___ Records provided

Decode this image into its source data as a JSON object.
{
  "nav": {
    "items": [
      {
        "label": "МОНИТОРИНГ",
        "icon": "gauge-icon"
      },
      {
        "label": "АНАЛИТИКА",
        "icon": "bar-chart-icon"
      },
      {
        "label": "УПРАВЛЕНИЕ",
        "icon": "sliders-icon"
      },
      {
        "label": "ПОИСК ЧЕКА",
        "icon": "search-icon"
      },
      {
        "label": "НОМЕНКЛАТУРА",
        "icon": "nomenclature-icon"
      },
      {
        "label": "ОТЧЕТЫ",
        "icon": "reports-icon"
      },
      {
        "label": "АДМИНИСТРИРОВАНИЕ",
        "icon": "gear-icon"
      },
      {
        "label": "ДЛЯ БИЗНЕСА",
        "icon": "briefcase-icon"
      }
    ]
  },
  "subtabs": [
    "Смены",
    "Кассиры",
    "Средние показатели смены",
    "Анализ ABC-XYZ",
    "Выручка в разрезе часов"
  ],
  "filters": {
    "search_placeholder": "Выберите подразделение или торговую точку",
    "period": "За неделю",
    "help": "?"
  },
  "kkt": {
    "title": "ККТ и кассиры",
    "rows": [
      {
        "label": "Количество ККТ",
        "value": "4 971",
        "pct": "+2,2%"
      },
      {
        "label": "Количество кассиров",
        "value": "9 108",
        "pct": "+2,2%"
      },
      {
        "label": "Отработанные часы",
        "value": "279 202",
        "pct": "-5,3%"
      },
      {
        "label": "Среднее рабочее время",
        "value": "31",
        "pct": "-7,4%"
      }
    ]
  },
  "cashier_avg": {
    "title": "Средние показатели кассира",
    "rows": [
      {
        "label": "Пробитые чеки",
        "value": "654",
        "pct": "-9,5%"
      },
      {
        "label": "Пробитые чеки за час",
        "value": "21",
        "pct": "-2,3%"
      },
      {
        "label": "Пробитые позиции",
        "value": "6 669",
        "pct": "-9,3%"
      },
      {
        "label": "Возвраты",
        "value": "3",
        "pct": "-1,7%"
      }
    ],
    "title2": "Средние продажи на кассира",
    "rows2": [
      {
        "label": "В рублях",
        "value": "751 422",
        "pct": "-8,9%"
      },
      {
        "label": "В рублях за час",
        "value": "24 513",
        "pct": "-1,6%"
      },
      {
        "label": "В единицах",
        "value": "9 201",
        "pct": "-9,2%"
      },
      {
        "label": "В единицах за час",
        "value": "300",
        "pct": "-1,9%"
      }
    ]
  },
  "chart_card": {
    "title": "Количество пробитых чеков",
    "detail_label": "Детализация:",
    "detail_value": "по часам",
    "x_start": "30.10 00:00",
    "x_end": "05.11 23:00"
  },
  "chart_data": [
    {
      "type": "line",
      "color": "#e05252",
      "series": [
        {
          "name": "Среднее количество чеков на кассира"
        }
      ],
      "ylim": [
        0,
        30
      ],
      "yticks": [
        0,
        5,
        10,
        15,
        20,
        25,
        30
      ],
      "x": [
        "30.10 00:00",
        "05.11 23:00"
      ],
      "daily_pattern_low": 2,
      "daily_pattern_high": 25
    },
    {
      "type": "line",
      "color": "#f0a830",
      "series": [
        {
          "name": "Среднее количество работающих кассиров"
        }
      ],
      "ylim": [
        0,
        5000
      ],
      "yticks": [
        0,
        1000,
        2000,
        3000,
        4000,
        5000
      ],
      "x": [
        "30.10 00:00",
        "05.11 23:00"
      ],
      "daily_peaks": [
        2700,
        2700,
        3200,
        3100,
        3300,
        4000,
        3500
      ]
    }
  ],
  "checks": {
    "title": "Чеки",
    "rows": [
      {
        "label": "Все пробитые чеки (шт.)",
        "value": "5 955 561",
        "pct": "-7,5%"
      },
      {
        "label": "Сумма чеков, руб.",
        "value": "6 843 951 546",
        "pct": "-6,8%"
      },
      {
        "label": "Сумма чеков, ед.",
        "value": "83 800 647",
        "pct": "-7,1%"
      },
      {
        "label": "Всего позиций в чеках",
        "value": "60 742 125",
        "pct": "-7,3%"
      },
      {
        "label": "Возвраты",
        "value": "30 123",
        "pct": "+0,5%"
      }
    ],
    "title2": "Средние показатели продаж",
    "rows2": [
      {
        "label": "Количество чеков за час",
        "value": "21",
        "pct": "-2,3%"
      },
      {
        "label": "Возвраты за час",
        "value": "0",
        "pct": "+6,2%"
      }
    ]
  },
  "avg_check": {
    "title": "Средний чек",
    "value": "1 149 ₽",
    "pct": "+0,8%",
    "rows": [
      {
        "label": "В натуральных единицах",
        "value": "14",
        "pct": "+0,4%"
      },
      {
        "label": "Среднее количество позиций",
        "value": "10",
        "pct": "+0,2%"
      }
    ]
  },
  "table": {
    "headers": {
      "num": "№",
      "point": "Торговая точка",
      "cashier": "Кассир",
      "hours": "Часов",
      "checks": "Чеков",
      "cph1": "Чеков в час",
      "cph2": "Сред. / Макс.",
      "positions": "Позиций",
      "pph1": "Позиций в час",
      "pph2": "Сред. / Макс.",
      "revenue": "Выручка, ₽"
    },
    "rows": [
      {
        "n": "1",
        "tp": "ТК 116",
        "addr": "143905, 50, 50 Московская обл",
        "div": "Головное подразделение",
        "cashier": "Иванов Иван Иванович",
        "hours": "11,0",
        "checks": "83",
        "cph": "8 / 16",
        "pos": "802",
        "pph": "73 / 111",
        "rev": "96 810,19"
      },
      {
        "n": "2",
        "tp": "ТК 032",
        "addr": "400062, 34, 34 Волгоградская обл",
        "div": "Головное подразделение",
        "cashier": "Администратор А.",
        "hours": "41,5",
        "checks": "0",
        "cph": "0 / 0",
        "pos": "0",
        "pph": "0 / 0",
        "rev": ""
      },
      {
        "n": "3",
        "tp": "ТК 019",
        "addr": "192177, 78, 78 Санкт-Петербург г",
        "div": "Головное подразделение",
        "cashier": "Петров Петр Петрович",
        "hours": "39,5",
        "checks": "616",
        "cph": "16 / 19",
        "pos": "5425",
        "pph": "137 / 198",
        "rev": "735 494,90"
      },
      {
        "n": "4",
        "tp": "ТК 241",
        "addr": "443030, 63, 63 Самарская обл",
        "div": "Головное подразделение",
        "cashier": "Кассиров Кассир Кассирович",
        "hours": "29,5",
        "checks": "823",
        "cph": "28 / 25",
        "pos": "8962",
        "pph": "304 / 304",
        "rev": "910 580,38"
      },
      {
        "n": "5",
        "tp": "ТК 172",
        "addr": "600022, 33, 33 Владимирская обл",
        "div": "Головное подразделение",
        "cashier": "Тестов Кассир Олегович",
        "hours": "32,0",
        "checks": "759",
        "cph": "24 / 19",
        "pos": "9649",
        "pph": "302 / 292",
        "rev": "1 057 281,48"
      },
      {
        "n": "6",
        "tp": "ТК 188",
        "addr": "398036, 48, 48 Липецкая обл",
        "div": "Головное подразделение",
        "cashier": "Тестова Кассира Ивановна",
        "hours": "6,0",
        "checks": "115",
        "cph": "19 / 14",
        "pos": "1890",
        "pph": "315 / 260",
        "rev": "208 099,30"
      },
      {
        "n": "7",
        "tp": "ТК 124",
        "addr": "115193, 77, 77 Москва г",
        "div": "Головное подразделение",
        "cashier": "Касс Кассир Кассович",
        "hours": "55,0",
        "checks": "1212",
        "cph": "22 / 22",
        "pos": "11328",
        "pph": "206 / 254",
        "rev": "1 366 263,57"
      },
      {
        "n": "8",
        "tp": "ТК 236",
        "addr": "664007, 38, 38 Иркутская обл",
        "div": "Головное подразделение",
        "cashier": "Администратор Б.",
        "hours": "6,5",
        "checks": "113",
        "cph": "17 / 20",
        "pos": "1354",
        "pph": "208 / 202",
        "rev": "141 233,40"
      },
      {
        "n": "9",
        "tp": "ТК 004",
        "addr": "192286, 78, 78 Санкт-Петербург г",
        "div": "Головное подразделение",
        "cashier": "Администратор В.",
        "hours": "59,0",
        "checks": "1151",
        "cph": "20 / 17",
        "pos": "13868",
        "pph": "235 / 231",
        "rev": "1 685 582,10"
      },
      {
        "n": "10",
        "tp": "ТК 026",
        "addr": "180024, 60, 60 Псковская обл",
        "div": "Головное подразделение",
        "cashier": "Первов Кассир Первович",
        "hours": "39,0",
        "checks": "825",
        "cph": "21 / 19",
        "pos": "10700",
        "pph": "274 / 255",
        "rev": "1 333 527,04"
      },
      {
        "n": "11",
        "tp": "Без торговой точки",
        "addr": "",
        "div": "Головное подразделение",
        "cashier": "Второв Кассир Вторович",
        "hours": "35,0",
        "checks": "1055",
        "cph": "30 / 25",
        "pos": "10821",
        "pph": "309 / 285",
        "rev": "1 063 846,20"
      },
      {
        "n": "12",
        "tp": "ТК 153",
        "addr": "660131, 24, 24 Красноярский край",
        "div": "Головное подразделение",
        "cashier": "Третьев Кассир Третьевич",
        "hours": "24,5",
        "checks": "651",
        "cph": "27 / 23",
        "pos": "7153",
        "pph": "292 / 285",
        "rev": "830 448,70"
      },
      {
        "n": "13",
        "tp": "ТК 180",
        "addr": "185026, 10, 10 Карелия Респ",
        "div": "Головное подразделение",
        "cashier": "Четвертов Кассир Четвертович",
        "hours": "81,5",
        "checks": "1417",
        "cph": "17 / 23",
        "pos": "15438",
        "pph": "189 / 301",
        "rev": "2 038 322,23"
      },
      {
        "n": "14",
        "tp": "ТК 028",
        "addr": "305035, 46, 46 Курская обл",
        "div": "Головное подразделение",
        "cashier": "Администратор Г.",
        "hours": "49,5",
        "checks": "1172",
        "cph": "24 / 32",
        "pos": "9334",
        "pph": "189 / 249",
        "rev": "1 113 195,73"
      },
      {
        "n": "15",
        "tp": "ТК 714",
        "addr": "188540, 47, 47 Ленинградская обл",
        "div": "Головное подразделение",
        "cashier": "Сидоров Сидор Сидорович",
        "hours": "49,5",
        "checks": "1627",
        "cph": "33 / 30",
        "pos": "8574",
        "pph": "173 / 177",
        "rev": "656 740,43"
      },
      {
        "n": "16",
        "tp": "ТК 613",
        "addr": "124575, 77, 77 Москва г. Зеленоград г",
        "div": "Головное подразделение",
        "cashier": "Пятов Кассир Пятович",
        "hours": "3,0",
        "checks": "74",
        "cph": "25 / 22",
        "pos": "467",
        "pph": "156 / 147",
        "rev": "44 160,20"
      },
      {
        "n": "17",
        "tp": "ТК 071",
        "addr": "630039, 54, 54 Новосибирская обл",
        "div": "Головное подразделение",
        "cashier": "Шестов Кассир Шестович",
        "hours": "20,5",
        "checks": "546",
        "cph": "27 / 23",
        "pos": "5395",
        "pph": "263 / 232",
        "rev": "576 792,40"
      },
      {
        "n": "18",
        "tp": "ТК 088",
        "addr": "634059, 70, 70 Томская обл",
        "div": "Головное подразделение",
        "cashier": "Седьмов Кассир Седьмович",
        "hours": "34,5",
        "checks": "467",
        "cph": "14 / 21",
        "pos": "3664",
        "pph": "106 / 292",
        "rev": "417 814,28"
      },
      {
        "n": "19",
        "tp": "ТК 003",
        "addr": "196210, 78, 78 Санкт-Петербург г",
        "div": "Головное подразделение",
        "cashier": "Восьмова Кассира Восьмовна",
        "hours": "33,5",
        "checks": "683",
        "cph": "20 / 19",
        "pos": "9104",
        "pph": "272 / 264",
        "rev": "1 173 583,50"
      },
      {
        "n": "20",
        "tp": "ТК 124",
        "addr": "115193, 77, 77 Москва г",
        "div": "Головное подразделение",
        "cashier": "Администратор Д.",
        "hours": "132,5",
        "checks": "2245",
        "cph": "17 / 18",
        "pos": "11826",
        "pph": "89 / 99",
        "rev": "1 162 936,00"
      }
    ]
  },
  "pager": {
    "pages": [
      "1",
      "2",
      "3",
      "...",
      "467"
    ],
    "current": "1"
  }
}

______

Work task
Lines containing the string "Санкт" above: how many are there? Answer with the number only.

Output of the exercise
3